Exercise inputs –
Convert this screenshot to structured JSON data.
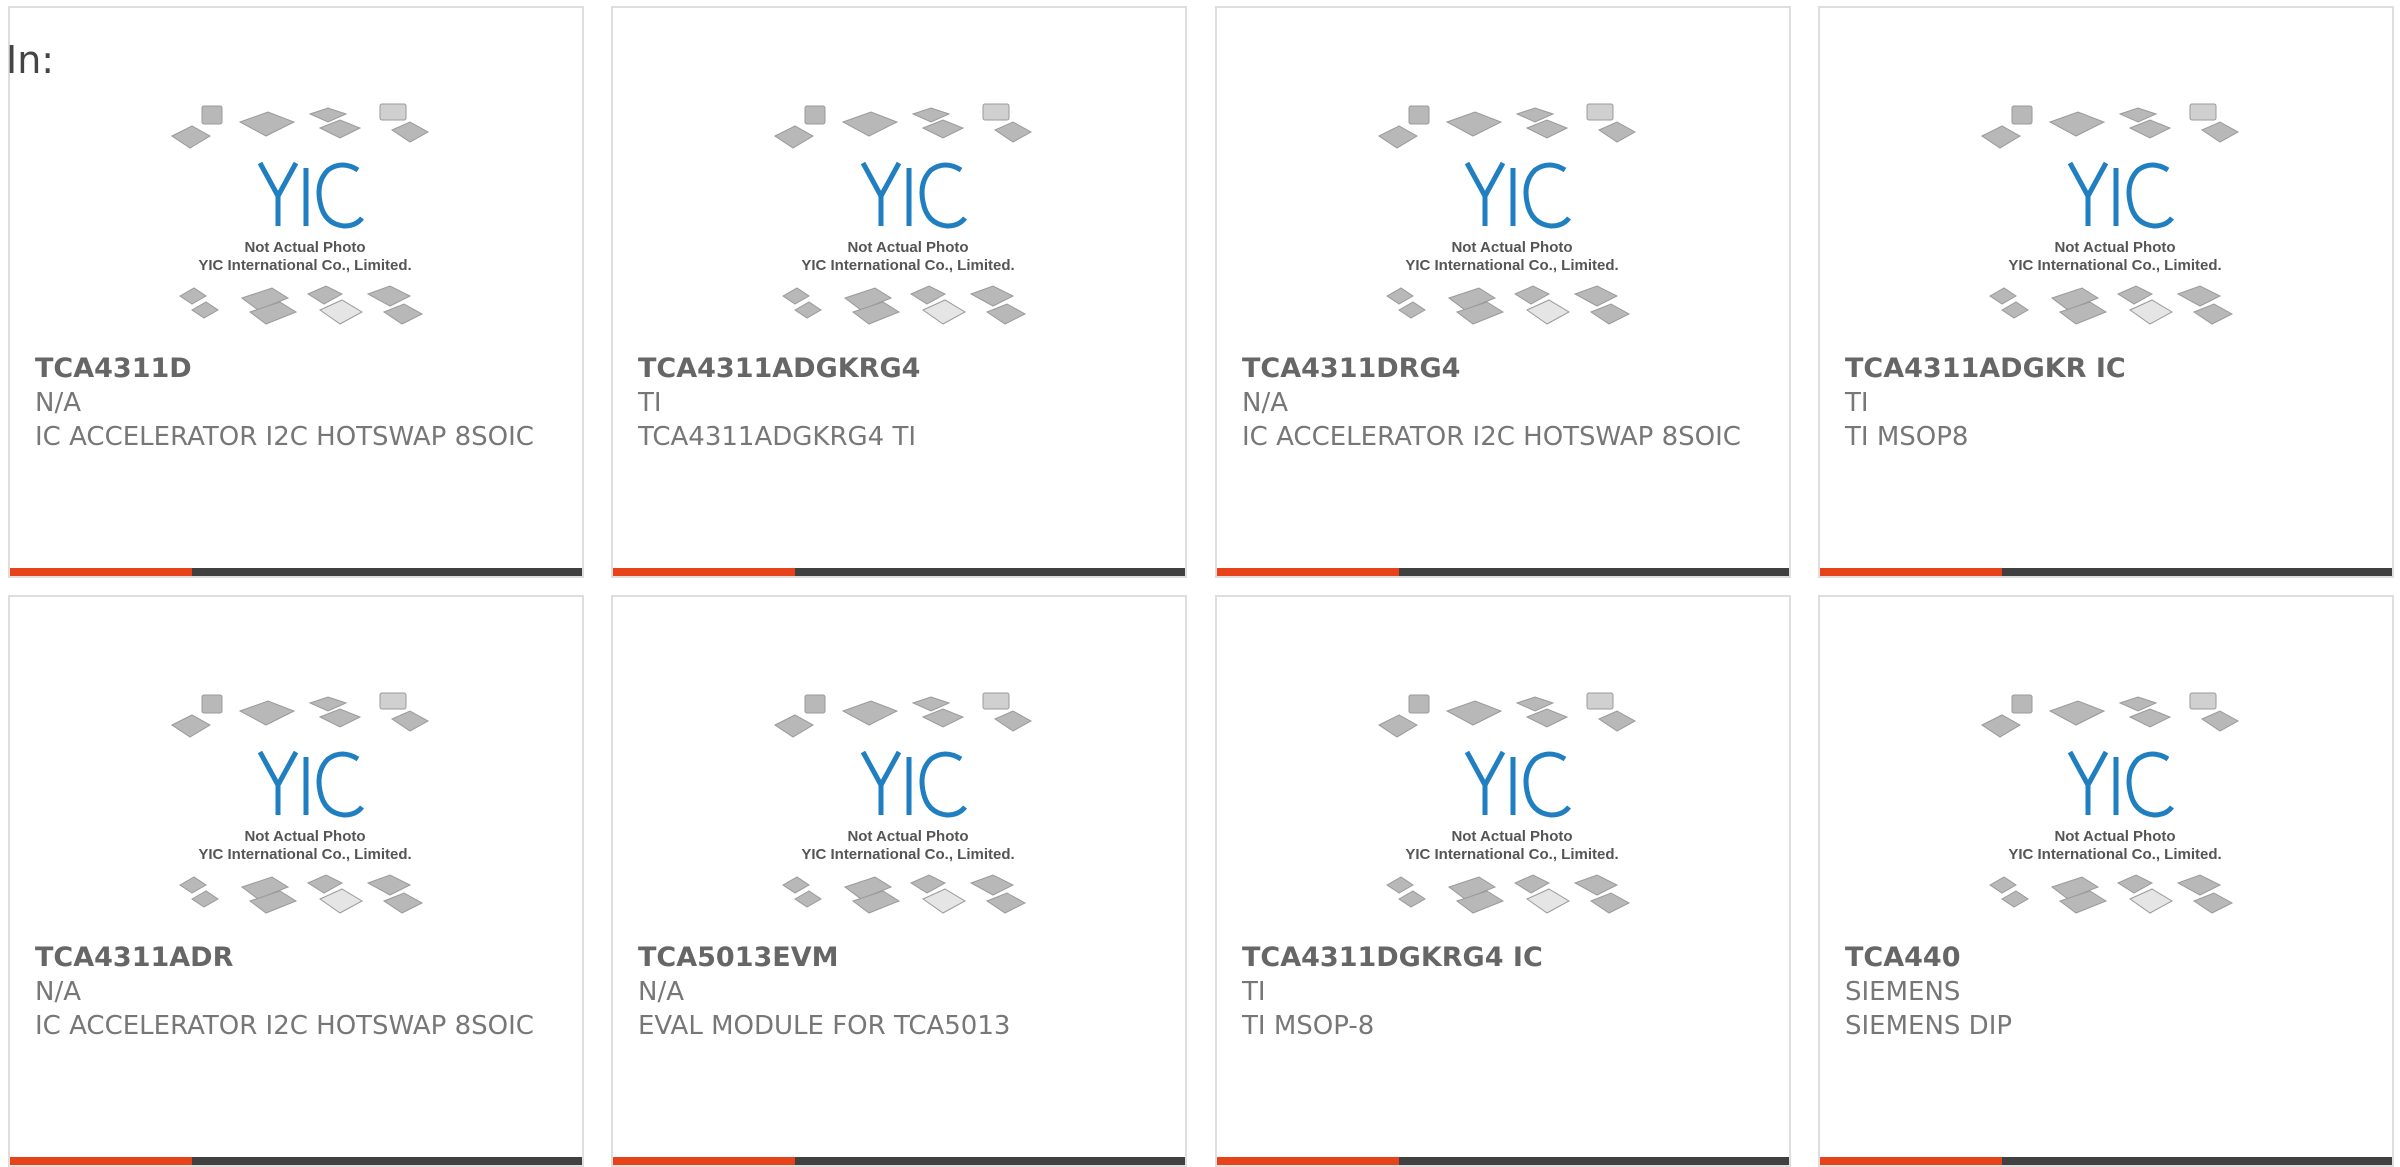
{
  "header": {
    "label": "In:"
  },
  "placeholder": {
    "line1": "Not Actual Photo",
    "line2": "YIC International Co., Limited."
  },
  "colors": {
    "accent": "#e8421a",
    "bar": "#404040",
    "logo": "#1f7fc0"
  },
  "products": [
    {
      "part_number": "TCA4311D",
      "manufacturer": "N/A",
      "description": "IC ACCELERATOR I2C HOTSWAP 8SOIC"
    },
    {
      "part_number": "TCA4311ADGKRG4",
      "manufacturer": "TI",
      "description": "TCA4311ADGKRG4 TI"
    },
    {
      "part_number": "TCA4311DRG4",
      "manufacturer": "N/A",
      "description": "IC ACCELERATOR I2C HOTSWAP 8SOIC"
    },
    {
      "part_number": "TCA4311ADGKR IC",
      "manufacturer": "TI",
      "description": "TI MSOP8"
    },
    {
      "part_number": "TCA4311ADR",
      "manufacturer": "N/A",
      "description": "IC ACCELERATOR I2C HOTSWAP 8SOIC"
    },
    {
      "part_number": "TCA5013EVM",
      "manufacturer": "N/A",
      "description": "EVAL MODULE FOR TCA5013"
    },
    {
      "part_number": "TCA4311DGKRG4 IC",
      "manufacturer": "TI",
      "description": "TI MSOP-8"
    },
    {
      "part_number": "TCA440",
      "manufacturer": "SIEMENS",
      "description": "SIEMENS DIP"
    }
  ]
}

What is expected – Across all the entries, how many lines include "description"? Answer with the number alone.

Task response – 8